**WHAT TO PRODUCE:** Every line in the records below with the string "Этот" needs to be copied out.

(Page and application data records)
==============================

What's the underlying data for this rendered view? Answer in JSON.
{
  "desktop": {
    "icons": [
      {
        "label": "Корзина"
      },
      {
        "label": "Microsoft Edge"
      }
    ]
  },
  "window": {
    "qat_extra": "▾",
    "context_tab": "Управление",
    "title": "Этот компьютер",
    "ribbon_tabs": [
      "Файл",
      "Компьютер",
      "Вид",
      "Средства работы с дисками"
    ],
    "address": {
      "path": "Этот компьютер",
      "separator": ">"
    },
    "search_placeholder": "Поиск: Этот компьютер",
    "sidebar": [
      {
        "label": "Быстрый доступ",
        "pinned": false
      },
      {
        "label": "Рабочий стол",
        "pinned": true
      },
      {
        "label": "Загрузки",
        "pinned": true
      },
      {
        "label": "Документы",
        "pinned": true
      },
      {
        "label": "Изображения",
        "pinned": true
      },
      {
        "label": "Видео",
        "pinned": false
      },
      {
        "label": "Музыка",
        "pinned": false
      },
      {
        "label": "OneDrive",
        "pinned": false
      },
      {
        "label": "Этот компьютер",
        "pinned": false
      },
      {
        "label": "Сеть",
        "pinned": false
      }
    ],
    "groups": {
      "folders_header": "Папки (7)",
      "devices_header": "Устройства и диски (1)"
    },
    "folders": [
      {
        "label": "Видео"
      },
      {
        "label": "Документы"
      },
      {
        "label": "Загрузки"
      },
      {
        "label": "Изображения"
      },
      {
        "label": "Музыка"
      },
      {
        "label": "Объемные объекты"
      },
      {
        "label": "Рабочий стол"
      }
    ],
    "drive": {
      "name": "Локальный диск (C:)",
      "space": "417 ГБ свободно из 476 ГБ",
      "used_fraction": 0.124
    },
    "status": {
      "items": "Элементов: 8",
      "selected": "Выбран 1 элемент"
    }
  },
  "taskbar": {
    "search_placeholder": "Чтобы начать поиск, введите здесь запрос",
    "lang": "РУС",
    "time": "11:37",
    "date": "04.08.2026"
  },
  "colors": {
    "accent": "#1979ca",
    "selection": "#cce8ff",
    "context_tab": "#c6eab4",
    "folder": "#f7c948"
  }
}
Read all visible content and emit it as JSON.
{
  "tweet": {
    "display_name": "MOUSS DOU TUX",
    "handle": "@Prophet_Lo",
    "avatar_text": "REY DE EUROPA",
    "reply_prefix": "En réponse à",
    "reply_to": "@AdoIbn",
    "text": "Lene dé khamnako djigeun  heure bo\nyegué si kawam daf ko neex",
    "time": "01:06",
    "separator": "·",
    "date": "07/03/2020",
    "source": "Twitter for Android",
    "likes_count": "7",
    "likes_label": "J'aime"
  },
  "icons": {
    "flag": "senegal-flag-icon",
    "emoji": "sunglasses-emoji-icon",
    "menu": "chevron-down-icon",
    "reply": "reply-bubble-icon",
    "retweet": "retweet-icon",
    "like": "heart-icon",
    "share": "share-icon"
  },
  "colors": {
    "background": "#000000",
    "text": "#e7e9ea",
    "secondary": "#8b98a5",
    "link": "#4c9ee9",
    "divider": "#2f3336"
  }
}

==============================

**SOLUTION TO THIS EXERCISE:**
    "title": "Этот компьютер",
      "path": "Этот компьютер",
    "search_placeholder": "Поиск: Этот компьютер",
        "label": "Этот компьютер",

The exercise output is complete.